[Material shown — start]

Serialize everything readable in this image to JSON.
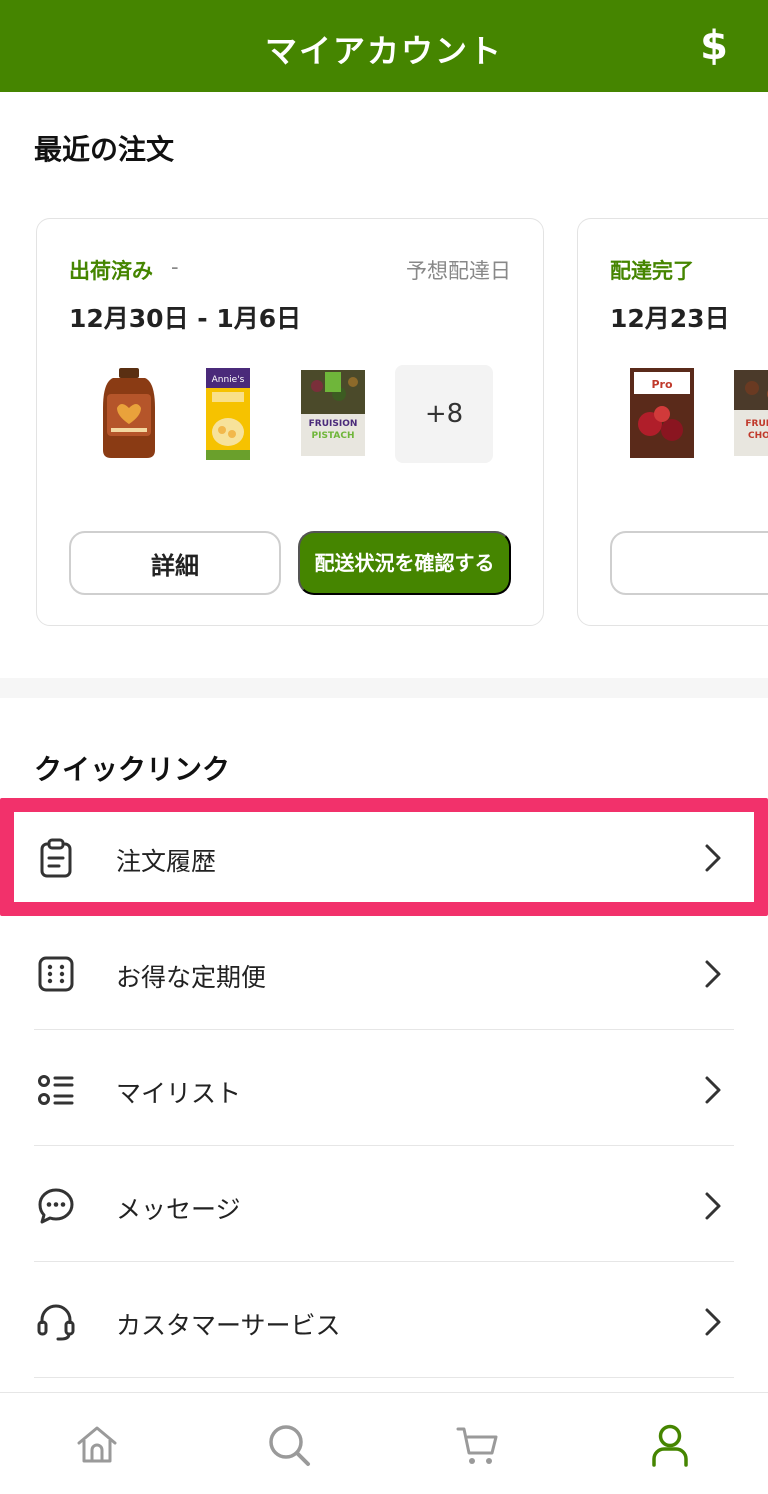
{
  "header": {
    "title": "マイアカウント",
    "currency_icon": "dollar-sign-icon"
  },
  "recent_orders": {
    "title": "最近の注文",
    "orders": [
      {
        "status": "出荷済み",
        "status_separator": "-",
        "eta_label": "予想配達日",
        "date": "12月30日 - 1月6日",
        "products": [
          "honey-bottle-thumb",
          "mac-and-cheese-box-thumb",
          "fruit-pops-bag-thumb"
        ],
        "more_count": "+8",
        "details_label": "詳細",
        "track_label": "配送状況を確認する"
      },
      {
        "status": "配達完了",
        "date": "12月23日",
        "products": [
          "granola-bag-thumb",
          "choco-snack-bag-thumb"
        ]
      }
    ]
  },
  "quick_links": {
    "title": "クイックリンク",
    "items": [
      {
        "label": "注文履歴",
        "icon": "clipboard-icon"
      },
      {
        "label": "お得な定期便",
        "icon": "calendar-grid-icon"
      },
      {
        "label": "マイリスト",
        "icon": "list-icon"
      },
      {
        "label": "メッセージ",
        "icon": "chat-bubble-icon"
      },
      {
        "label": "カスタマーサービス",
        "icon": "headset-icon"
      }
    ]
  },
  "bottom_nav": {
    "items": [
      {
        "icon": "home-icon"
      },
      {
        "icon": "search-icon"
      },
      {
        "icon": "cart-icon"
      },
      {
        "icon": "account-icon",
        "active": true
      }
    ],
    "active_color": "#458500",
    "inactive_color": "#9a9a9a"
  },
  "colors": {
    "brand": "#458500",
    "highlight": "#f2316b"
  }
}
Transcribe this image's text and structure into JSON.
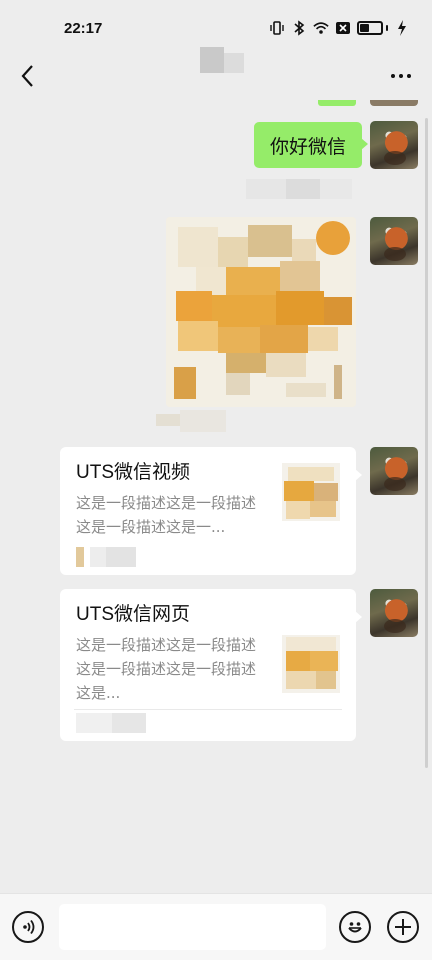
{
  "status_bar": {
    "time": "22:17"
  },
  "header": {
    "back_icon": "chevron-left-icon",
    "more_icon": "more-dots-icon"
  },
  "messages": [
    {
      "type": "text",
      "text": "你好微信"
    },
    {
      "type": "image"
    },
    {
      "type": "card",
      "title": "UTS微信视频",
      "description": "这是一段描述这是一段描述这是一段描述这是一..."
    },
    {
      "type": "card",
      "title": "UTS微信网页",
      "description": "这是一段描述这是一段描述这是一段描述这是一段描述这是..."
    }
  ],
  "input_bar": {
    "voice_icon": "voice-icon",
    "emoji_icon": "emoji-icon",
    "plus_icon": "plus-icon",
    "input_value": ""
  },
  "colors": {
    "background": "#ededed",
    "bubble_green": "#95ec69",
    "card_bg": "#ffffff",
    "secondary_text": "#8a8a8a"
  }
}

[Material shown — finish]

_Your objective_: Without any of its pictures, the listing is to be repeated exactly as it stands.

_Solution for this problem_:
Serialize everything readable in this image to JSON.
{
  "header": {
    "title": "マイアカウント",
    "currency_icon": "dollar-sign-icon"
  },
  "recent_orders": {
    "title": "最近の注文",
    "orders": [
      {
        "status": "出荷済み",
        "status_separator": "-",
        "eta_label": "予想配達日",
        "date": "12月30日 - 1月6日",
        "products": [
          "honey-bottle-thumb",
          "mac-and-cheese-box-thumb",
          "fruit-pops-bag-thumb"
        ],
        "more_count": "+8",
        "details_label": "詳細",
        "track_label": "配送状況を確認する"
      },
      {
        "status": "配達完了",
        "date": "12月23日",
        "products": [
          "granola-bag-thumb",
          "choco-snack-bag-thumb"
        ]
      }
    ]
  },
  "quick_links": {
    "title": "クイックリンク",
    "items": [
      {
        "label": "注文履歴",
        "icon": "clipboard-icon"
      },
      {
        "label": "お得な定期便",
        "icon": "calendar-grid-icon"
      },
      {
        "label": "マイリスト",
        "icon": "list-icon"
      },
      {
        "label": "メッセージ",
        "icon": "chat-bubble-icon"
      },
      {
        "label": "カスタマーサービス",
        "icon": "headset-icon"
      }
    ]
  },
  "bottom_nav": {
    "items": [
      {
        "icon": "home-icon"
      },
      {
        "icon": "search-icon"
      },
      {
        "icon": "cart-icon"
      },
      {
        "icon": "account-icon",
        "active": true
      }
    ],
    "active_color": "#458500",
    "inactive_color": "#9a9a9a"
  },
  "colors": {
    "brand": "#458500",
    "highlight": "#f2316b"
  }
}
Transcribe this image's text and structure into JSON.
{
  "status_bar": {
    "time": "22:17"
  },
  "header": {
    "back_icon": "chevron-left-icon",
    "more_icon": "more-dots-icon"
  },
  "messages": [
    {
      "type": "text",
      "text": "你好微信"
    },
    {
      "type": "image"
    },
    {
      "type": "card",
      "title": "UTS微信视频",
      "description": "这是一段描述这是一段描述这是一段描述这是一..."
    },
    {
      "type": "card",
      "title": "UTS微信网页",
      "description": "这是一段描述这是一段描述这是一段描述这是一段描述这是..."
    }
  ],
  "input_bar": {
    "voice_icon": "voice-icon",
    "emoji_icon": "emoji-icon",
    "plus_icon": "plus-icon",
    "input_value": ""
  },
  "colors": {
    "background": "#ededed",
    "bubble_green": "#95ec69",
    "card_bg": "#ffffff",
    "secondary_text": "#8a8a8a"
  }
}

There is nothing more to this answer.